Retinue Behaviour in Bumblebee Workers (Bombus Terrestris L.)
Future egglayers can be singled out from the other groups in that they participate more often in the court and are more likely to start buzzing while attending and after the start of foraging, that differences between future egglayer and foragers become detectable.
Observations on the development of queenless colonies of Bombus atratus (Hymenoptera, Apidae)
The results show that the absence of a queen does not prevent the frequency of oviposition in Bombus atratus colonies, and among egg-laying workers, there was a higher frequency of mated than non- mated workers in both colonies.
Worker-queen conflict and male parentage in bumble bees
Male production by workers appears to be a manifestation of worker-queen conflict and the workers do not seem to be in ‘control’ in the colonies.
Reproductive queue without overt conflict in the primitively eusocial wasp Ropalidia marginata
It is suggested that such a predesignated reproductive queue that is implemented without overt conflict is adaptive in the tropics, where conspecific usurpers from outside the colony and invade it, are likely to be present throughout the year.
Reproductive competition in the bumble-bee Bombus terrestris: do workers advertise sterility?
It is demonstrated here that the volatile constituents of the secretion exhibit a context-dependent composition, and hypothesize that by producing a sterility-specific secretion, workers signal that ‘I am out of the competition’, and therefore are not attacked, either by the queen or by the reproductive workers.


Factors influencing the egg laying of workers in a captive Bombus terrestris colony
Summary1.The egg-laying behaviour of Bombus terrestris workers was studied in a captive colony by means of video recordings, in order to determine factors that make workers become egg-laying
Occurrence of an aggressive behaviour in queenless hives, with considerations on the social organization of honeybee

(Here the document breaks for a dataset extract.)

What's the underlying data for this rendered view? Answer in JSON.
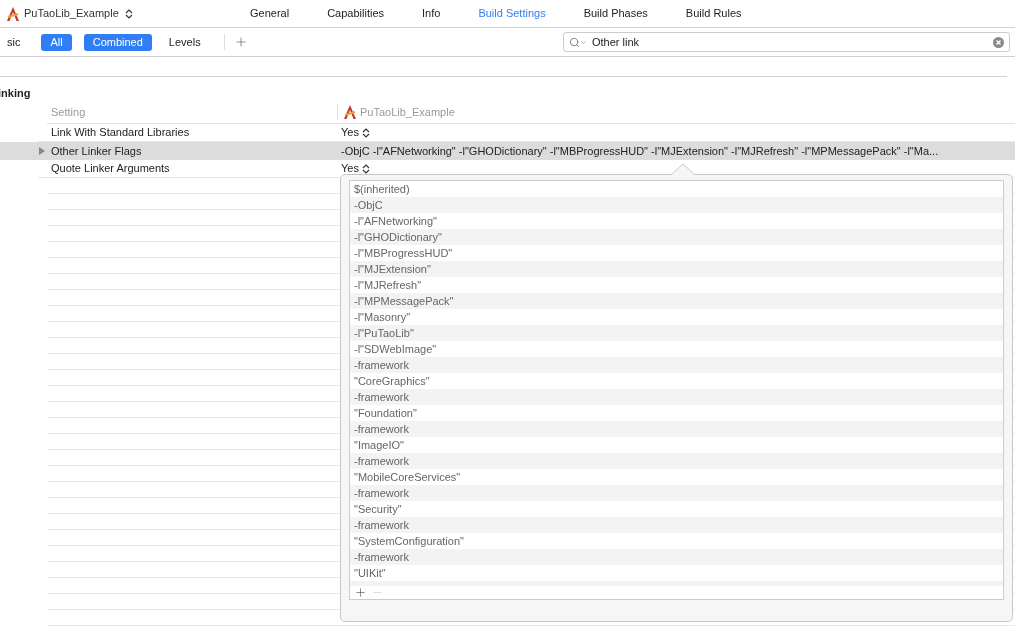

The writer found, however, working on the relationship between laying worker and division of labour, the occurrence of a remarkable aggressive behaviour among the worker bees in queenless nuclei.

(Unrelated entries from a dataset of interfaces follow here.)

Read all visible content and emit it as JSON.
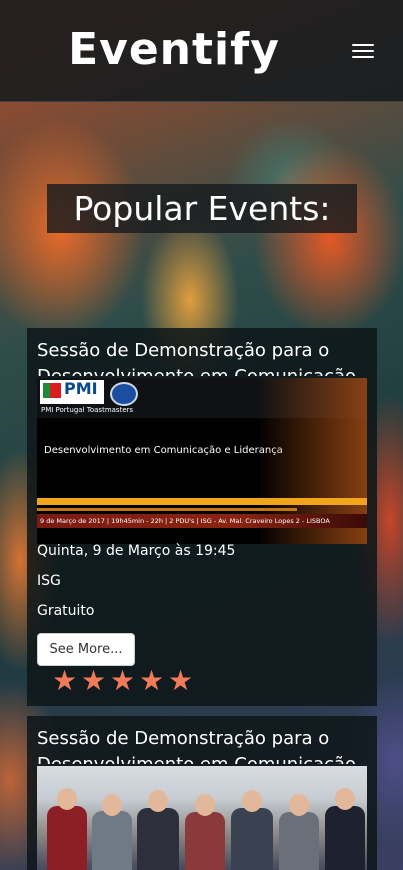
{
  "app": {
    "brand": "Eventify"
  },
  "header": {
    "menu_icon": "hamburger-icon"
  },
  "main": {
    "title": "Popular Events:"
  },
  "events": [
    {
      "title": "Sessão de Demonstração para o Desenvolvimento em Comunicação",
      "image": {
        "logo_text": "PMI",
        "subtitle": "PMI Portugal Toastmasters",
        "caption": "Desenvolvimento em Comunicação e Liderança",
        "strip": "9 de Março de  2017  |  19h45min - 22h  |  2 PDU's  |  ISG - Av. Mal. Craveiro Lopes 2 - LISBOA"
      },
      "date": "Quinta, 9 de Março às 19:45",
      "location": "ISG",
      "price": "Gratuito",
      "cta": "See More...",
      "rating": 5
    },
    {
      "title": "Sessão de Demonstração para o Desenvolvimento em Comunicação"
    }
  ],
  "colors": {
    "accent_star": "#f07b5a",
    "header_bg": "#141a1e"
  }
}
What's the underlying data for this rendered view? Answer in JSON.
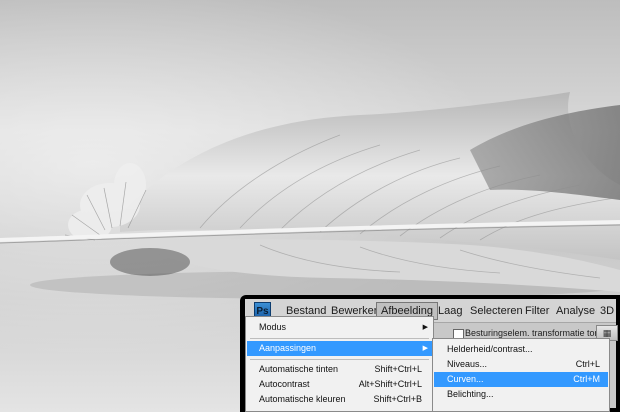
{
  "menubar": {
    "app_icon_text": "Ps",
    "items": [
      {
        "label": "Bestand"
      },
      {
        "label": "Bewerken"
      },
      {
        "label": "Afbeelding"
      },
      {
        "label": "Laag"
      },
      {
        "label": "Selecteren"
      },
      {
        "label": "Filter"
      },
      {
        "label": "Analyse"
      },
      {
        "label": "3D"
      }
    ],
    "active_item": "Afbeelding"
  },
  "options_bar": {
    "checkbox_label": "Besturingselem. transformatie tonen",
    "checkbox_checked": false
  },
  "image_menu": {
    "items": [
      {
        "label": "Modus",
        "shortcut": "",
        "submenu": true
      },
      {
        "label": "Aanpassingen",
        "shortcut": "",
        "submenu": true,
        "highlighted": true
      },
      {
        "label": "Automatische tinten",
        "shortcut": "Shift+Ctrl+L"
      },
      {
        "label": "Autocontrast",
        "shortcut": "Alt+Shift+Ctrl+L"
      },
      {
        "label": "Automatische kleuren",
        "shortcut": "Shift+Ctrl+B"
      }
    ]
  },
  "adjustments_submenu": {
    "items": [
      {
        "label": "Helderheid/contrast...",
        "shortcut": ""
      },
      {
        "label": "Niveaus...",
        "shortcut": "Ctrl+L"
      },
      {
        "label": "Curven...",
        "shortcut": "Ctrl+M",
        "highlighted": true
      },
      {
        "label": "Belichting...",
        "shortcut": ""
      }
    ]
  },
  "colors": {
    "highlight": "#3399ff",
    "menubar_bg": "#d4d4d4",
    "menu_bg": "#f1f1f1",
    "ps_icon": "#2b7ac2"
  }
}
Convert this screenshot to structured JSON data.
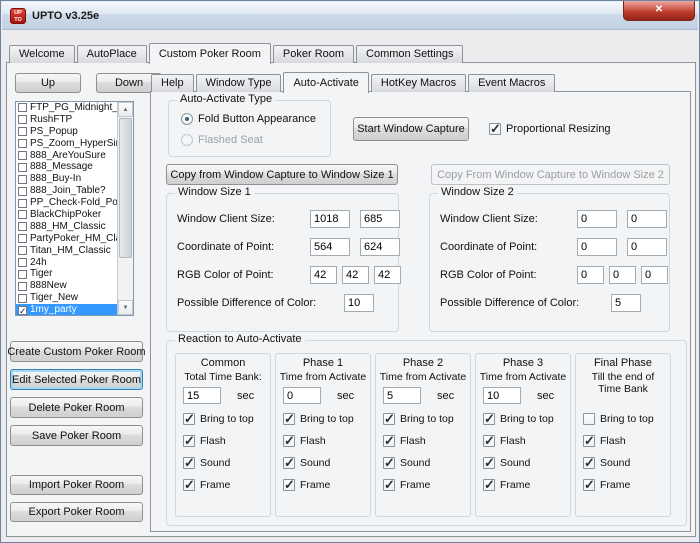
{
  "window": {
    "title": "UPTO  v3.25e",
    "logo": {
      "top": "UP",
      "bottom": "TO"
    }
  },
  "icons": {
    "close": "✕",
    "scroll_up": "▲",
    "scroll_down": "▼"
  },
  "colors": {
    "selection_blue": "#3399ff",
    "close_red": "#bb3a28",
    "logo_red": "#b81408",
    "focus_ring": "#3c7fb1"
  },
  "main_tabs": [
    "Welcome",
    "AutoPlace",
    "Custom Poker Room",
    "Poker Room",
    "Common Settings"
  ],
  "main_tabs_active_index": 2,
  "inner_tabs": [
    "Help",
    "Window Type",
    "Auto-Activate",
    "HotKey Macros",
    "Event Macros"
  ],
  "inner_tabs_active_index": 2,
  "left_panel": {
    "up_label": "Up",
    "down_label": "Down",
    "rooms": [
      {
        "label": "FTP_PG_Midnight_F",
        "checked": false,
        "selected": false
      },
      {
        "label": "RushFTP",
        "checked": false,
        "selected": false
      },
      {
        "label": "PS_Popup",
        "checked": false,
        "selected": false
      },
      {
        "label": "PS_Zoom_HyperSim",
        "checked": false,
        "selected": false
      },
      {
        "label": "888_AreYouSure",
        "checked": false,
        "selected": false
      },
      {
        "label": "888_Message",
        "checked": false,
        "selected": false
      },
      {
        "label": "888_Buy-In",
        "checked": false,
        "selected": false
      },
      {
        "label": "888_Join_Table?",
        "checked": false,
        "selected": false
      },
      {
        "label": "PP_Check-Fold_Pop",
        "checked": false,
        "selected": false
      },
      {
        "label": "BlackChipPoker",
        "checked": false,
        "selected": false
      },
      {
        "label": "888_HM_Classic",
        "checked": false,
        "selected": false
      },
      {
        "label": "PartyPoker_HM_Clas",
        "checked": false,
        "selected": false
      },
      {
        "label": "Titan_HM_Classic",
        "checked": false,
        "selected": false
      },
      {
        "label": "24h",
        "checked": false,
        "selected": false
      },
      {
        "label": "Tiger",
        "checked": false,
        "selected": false
      },
      {
        "label": "888New",
        "checked": false,
        "selected": false
      },
      {
        "label": "Tiger_New",
        "checked": false,
        "selected": false
      },
      {
        "label": "1my_party",
        "checked": true,
        "selected": true
      }
    ],
    "buttons": {
      "create": "Create Custom Poker Room",
      "edit": "Edit Selected Poker Room",
      "delete": "Delete Poker Room",
      "save": "Save Poker Room",
      "import": "Import Poker Room",
      "export": "Export Poker Room"
    }
  },
  "auto_activate": {
    "type_group": {
      "title": "Auto-Activate Type",
      "options": [
        {
          "label": "Fold Button Appearance",
          "selected": true,
          "enabled": true
        },
        {
          "label": "Flashed Seat",
          "selected": false,
          "enabled": false
        }
      ]
    },
    "start_capture_label": "Start Window Capture",
    "proportional": {
      "label": "Proportional Resizing",
      "checked": true
    },
    "copy_to_ws1_label": "Copy from Window Capture to Window Size 1",
    "copy_to_ws2_label": "Copy From Window Capture to Window Size 2",
    "window_size_1": {
      "title": "Window Size 1",
      "client_size_label": "Window Client Size:",
      "client_w": "1018",
      "client_h": "685",
      "coord_label": "Coordinate of Point:",
      "coord_x": "564",
      "coord_y": "624",
      "rgb_label": "RGB Color of Point:",
      "rgb": [
        "42",
        "42",
        "42"
      ],
      "diff_label": "Possible Difference of Color:",
      "diff": "10"
    },
    "window_size_2": {
      "title": "Window Size 2",
      "client_size_label": "Window Client Size:",
      "client_w": "0",
      "client_h": "0",
      "coord_label": "Coordinate of Point:",
      "coord_x": "0",
      "coord_y": "0",
      "rgb_label": "RGB Color of Point:",
      "rgb": [
        "0",
        "0",
        "0"
      ],
      "diff_label": "Possible Difference of Color:",
      "diff": "5"
    },
    "reaction": {
      "title": "Reaction to Auto-Activate",
      "columns": [
        {
          "name": "Common",
          "sub": [
            "Total Time Bank:"
          ],
          "value": "15",
          "unit": "sec",
          "checks": [
            {
              "label": "Bring to top",
              "checked": true
            },
            {
              "label": "Flash",
              "checked": true
            },
            {
              "label": "Sound",
              "checked": true
            },
            {
              "label": "Frame",
              "checked": true
            }
          ]
        },
        {
          "name": "Phase 1",
          "sub": [
            "Time from Activate"
          ],
          "value": "0",
          "unit": "sec",
          "checks": [
            {
              "label": "Bring to top",
              "checked": true
            },
            {
              "label": "Flash",
              "checked": true
            },
            {
              "label": "Sound",
              "checked": true
            },
            {
              "label": "Frame",
              "checked": true
            }
          ]
        },
        {
          "name": "Phase 2",
          "sub": [
            "Time from Activate"
          ],
          "value": "5",
          "unit": "sec",
          "checks": [
            {
              "label": "Bring to top",
              "checked": true
            },
            {
              "label": "Flash",
              "checked": true
            },
            {
              "label": "Sound",
              "checked": true
            },
            {
              "label": "Frame",
              "checked": true
            }
          ]
        },
        {
          "name": "Phase 3",
          "sub": [
            "Time from Activate"
          ],
          "value": "10",
          "unit": "sec",
          "checks": [
            {
              "label": "Bring to top",
              "checked": true
            },
            {
              "label": "Flash",
              "checked": true
            },
            {
              "label": "Sound",
              "checked": true
            },
            {
              "label": "Frame",
              "checked": true
            }
          ]
        },
        {
          "name": "Final Phase",
          "sub": [
            "Till the end of",
            "Time Bank"
          ],
          "value": null,
          "unit": null,
          "checks": [
            {
              "label": "Bring to top",
              "checked": false
            },
            {
              "label": "Flash",
              "checked": true
            },
            {
              "label": "Sound",
              "checked": true
            },
            {
              "label": "Frame",
              "checked": true
            }
          ]
        }
      ]
    }
  }
}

Unterschiede in der Kastendetermination zwischen den Hummelarten Bombus hypnorum und Bombus terrestris / Differences in the Caste Determination between the Bumblebee Species Bombus hypnorum and Bombus terrestris
In colonies of Bombus hypnorum reared in captivity all intermediate body sizes between worker and queen are produced, the body size being determined by the amount of food for the larvae. Queens are

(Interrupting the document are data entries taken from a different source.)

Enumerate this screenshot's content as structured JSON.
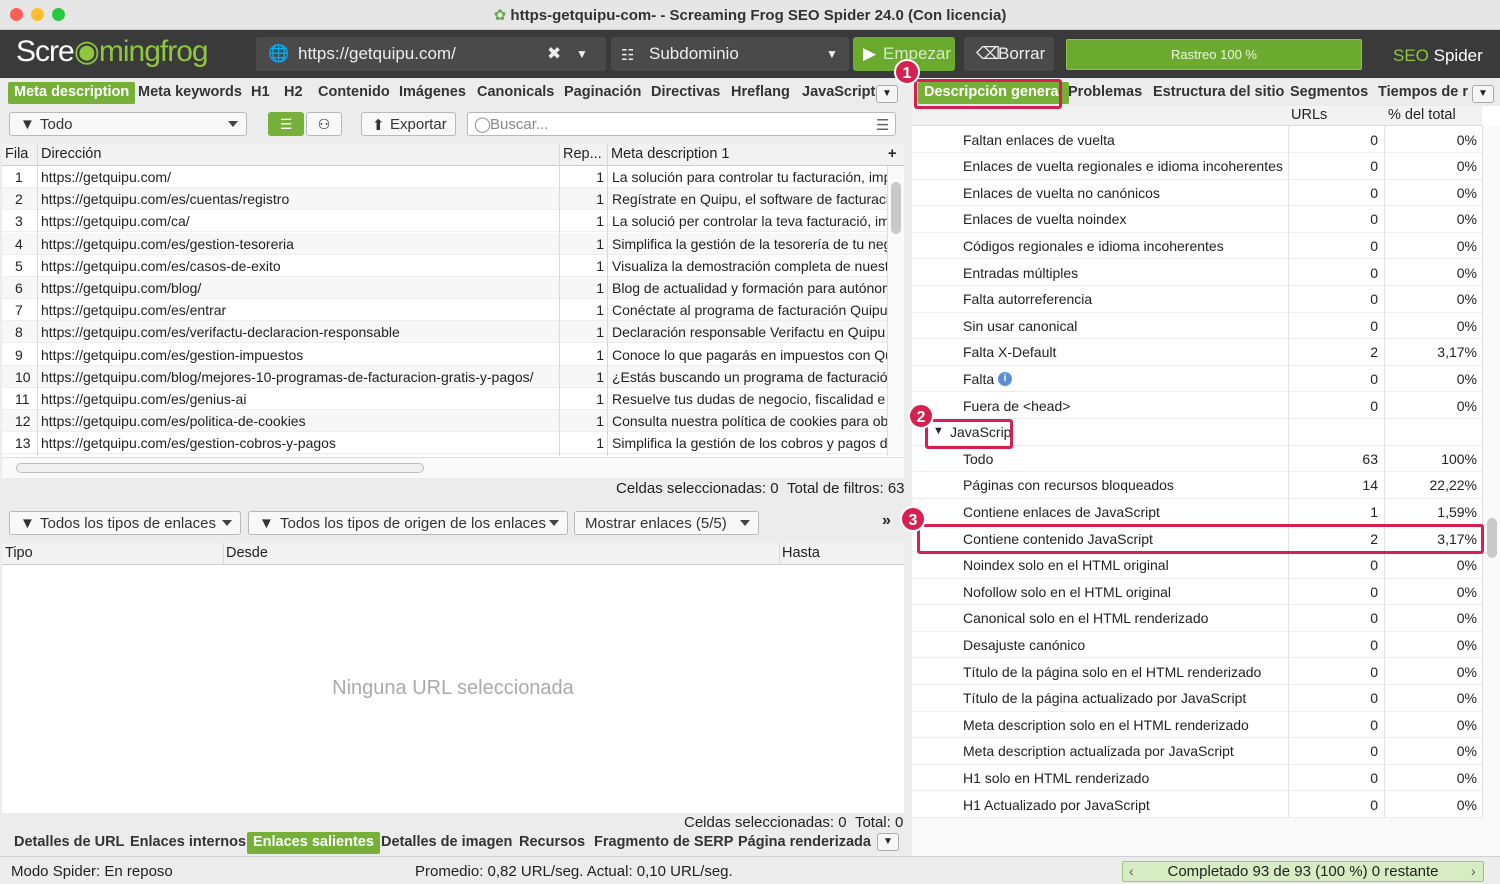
{
  "window": {
    "title": "https-getquipu-com- - Screaming Frog SEO Spider 24.0 (Con licencia)"
  },
  "toolbar": {
    "logo_a": "Scre",
    "logo_b": "mingfrog",
    "url": "https://getquipu.com/",
    "mode": "Subdominio",
    "start_label": "Empezar",
    "clear_label": "Borrar",
    "progress_label": "Rastreo 100 %",
    "progress_value": 100,
    "seo_a": "SEO",
    "seo_b": "Spider"
  },
  "left_tabs": [
    "Meta description",
    "Meta keywords",
    "H1",
    "H2",
    "Contenido",
    "Imágenes",
    "Canonicals",
    "Paginación",
    "Directivas",
    "Hreflang",
    "JavaScript"
  ],
  "left_filter": {
    "select": "Todo",
    "export_label": "Exportar",
    "search_placeholder": "Buscar..."
  },
  "main_table": {
    "headers": [
      "Fila",
      "Dirección",
      "Rep...",
      "Meta description 1"
    ],
    "rows": [
      [
        "1",
        "https://getquipu.com/",
        "1",
        "La solución para controlar tu facturación, impu"
      ],
      [
        "2",
        "https://getquipu.com/es/cuentas/registro",
        "1",
        "Regístrate en Quipu, el software de facturación"
      ],
      [
        "3",
        "https://getquipu.com/ca/",
        "1",
        "La solució per controlar la teva facturació, imp"
      ],
      [
        "4",
        "https://getquipu.com/es/gestion-tesoreria",
        "1",
        "Simplifica la gestión de la tesorería de tu nego"
      ],
      [
        "5",
        "https://getquipu.com/es/casos-de-exito",
        "1",
        "Visualiza la demostración completa de nuestro"
      ],
      [
        "6",
        "https://getquipu.com/blog/",
        "1",
        "Blog de actualidad y formación para autónomo"
      ],
      [
        "7",
        "https://getquipu.com/es/entrar",
        "1",
        "Conéctate al programa de facturación Quipu, e"
      ],
      [
        "8",
        "https://getquipu.com/es/verifactu-declaracion-responsable",
        "1",
        "Declaración responsable Verifactu en Quipu"
      ],
      [
        "9",
        "https://getquipu.com/es/gestion-impuestos",
        "1",
        "Conoce lo que pagarás en impuestos con Quip"
      ],
      [
        "10",
        "https://getquipu.com/blog/mejores-10-programas-de-facturacion-gratis-y-pagos/",
        "1",
        "¿Estás buscando un programa de facturación"
      ],
      [
        "11",
        "https://getquipu.com/es/genius-ai",
        "1",
        "Resuelve tus dudas de negocio, fiscalidad e i"
      ],
      [
        "12",
        "https://getquipu.com/es/politica-de-cookies",
        "1",
        "Consulta nuestra política de cookies para obte"
      ],
      [
        "13",
        "https://getquipu.com/es/gestion-cobros-y-pagos",
        "1",
        "Simplifica la gestión de los cobros y pagos de"
      ]
    ],
    "status_selected_label": "Celdas seleccionadas:",
    "status_selected": "0",
    "status_total_label": "Total de filtros:",
    "status_total": "63"
  },
  "links_filter": {
    "types": "Todos los tipos de enlaces",
    "origins": "Todos los tipos de origen de los enlaces",
    "show": "Mostrar enlaces (5/5)"
  },
  "links_table": {
    "headers": [
      "Tipo",
      "Desde",
      "Hasta"
    ],
    "empty": "Ninguna URL seleccionada",
    "status_selected_label": "Celdas seleccionadas:",
    "status_selected": "0",
    "status_total_label": "Total:",
    "status_total": "0"
  },
  "bottom_tabs": [
    "Detalles de URL",
    "Enlaces internos",
    "Enlaces salientes",
    "Detalles de imagen",
    "Recursos",
    "Fragmento de SERP",
    "Página renderizada"
  ],
  "right_tabs": [
    "Descripción general",
    "Problemas",
    "Estructura del sitio",
    "Segmentos",
    "Tiempos de re"
  ],
  "overview": {
    "headers": [
      "URLs",
      "% del total"
    ],
    "rows": [
      [
        "Faltan enlaces de vuelta",
        "0",
        "0%"
      ],
      [
        "Enlaces de vuelta regionales e idioma incoherentes",
        "0",
        "0%"
      ],
      [
        "Enlaces de vuelta no canónicos",
        "0",
        "0%"
      ],
      [
        "Enlaces de vuelta noindex",
        "0",
        "0%"
      ],
      [
        "Códigos regionales e idioma incoherentes",
        "0",
        "0%"
      ],
      [
        "Entradas múltiples",
        "0",
        "0%"
      ],
      [
        "Falta autorreferencia",
        "0",
        "0%"
      ],
      [
        "Sin usar canonical",
        "0",
        "0%"
      ],
      [
        "Falta X-Default",
        "2",
        "3,17%"
      ],
      [
        "Falta",
        "0",
        "0%"
      ],
      [
        "Fuera de <head>",
        "0",
        "0%"
      ]
    ],
    "group": "JavaScrip",
    "js_rows": [
      [
        "Todo",
        "63",
        "100%"
      ],
      [
        "Páginas con recursos bloqueados",
        "14",
        "22,22%"
      ],
      [
        "Contiene enlaces de JavaScript",
        "1",
        "1,59%"
      ],
      [
        "Contiene contenido JavaScript",
        "2",
        "3,17%"
      ],
      [
        "Noindex solo en el HTML original",
        "0",
        "0%"
      ],
      [
        "Nofollow solo en el HTML original",
        "0",
        "0%"
      ],
      [
        "Canonical solo en el HTML renderizado",
        "0",
        "0%"
      ],
      [
        "Desajuste canónico",
        "0",
        "0%"
      ],
      [
        "Título de la página solo en el HTML renderizado",
        "0",
        "0%"
      ],
      [
        "Título de la página actualizado por JavaScript",
        "0",
        "0%"
      ],
      [
        "Meta description solo en el HTML renderizado",
        "0",
        "0%"
      ],
      [
        "Meta description actualizada por JavaScript",
        "0",
        "0%"
      ],
      [
        "H1 solo en HTML renderizado",
        "0",
        "0%"
      ],
      [
        "H1 Actualizado por JavaScript",
        "0",
        "0%"
      ]
    ]
  },
  "badges": [
    "1",
    "2",
    "3"
  ],
  "status_bar": {
    "mode": "Modo Spider: En reposo",
    "speed": "Promedio: 0,82 URL/seg. Actual: 0,10 URL/seg.",
    "completed": "Completado 93 de 93 (100 %) 0 restante"
  },
  "colors": {
    "accent": "#76b038",
    "highlight": "#d6204f",
    "toolbar": "#3a3a3a"
  }
}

Haploidploidy and the evolution of the social insect.
Evidence is presented from 20 species that the ratio of investment in monogynous ants is, indeed, about 1 : 3, and this discovery is subject to a series of tests, which provide quantitative evidence in support of kinship theory, sex ratio theory, and the assumption that the offspring is capable of acting counter to its parents' best interests.
False queens: A consequence of mandibular gland signals in worker honeybees
The distinction between queen and worker signals has been blurred by the discovery that Apis mellifera capensis workers can synthesize the major component of the queen mandibular gland secretion, 9ODA, in their mandibul glands, which destroyed the distinction.
Evidence for inhibition of corpora allata activity in workers ofBombus terrestris by a pheromone from the queen's mandibular glands
Queens ofBombus terrestris inhibit the activity of worker corpora allata by means of a pheromone which is produced in their mandibular glands. Exstirpated and homogenized glands as well as an extract
It is shown that the mandibular glands of the queen play an important role in preventing or delaying worker ovipositions in Bombus terrestris colonies.
Iterative character weighing in numerical taxonomy.
  • P. Hogeweg
  • Computer Science
    Computers in biology and medicine
  • 1976
Some distance properties of latent root and vector methods used in multivariate analysis
SUMMARY This paper is concerned with the representation of a multivariate sample of size n as points P1, P2, ..., PI in a Euclidean space. The interpretation of the distance A(Pi, Pj) between the ith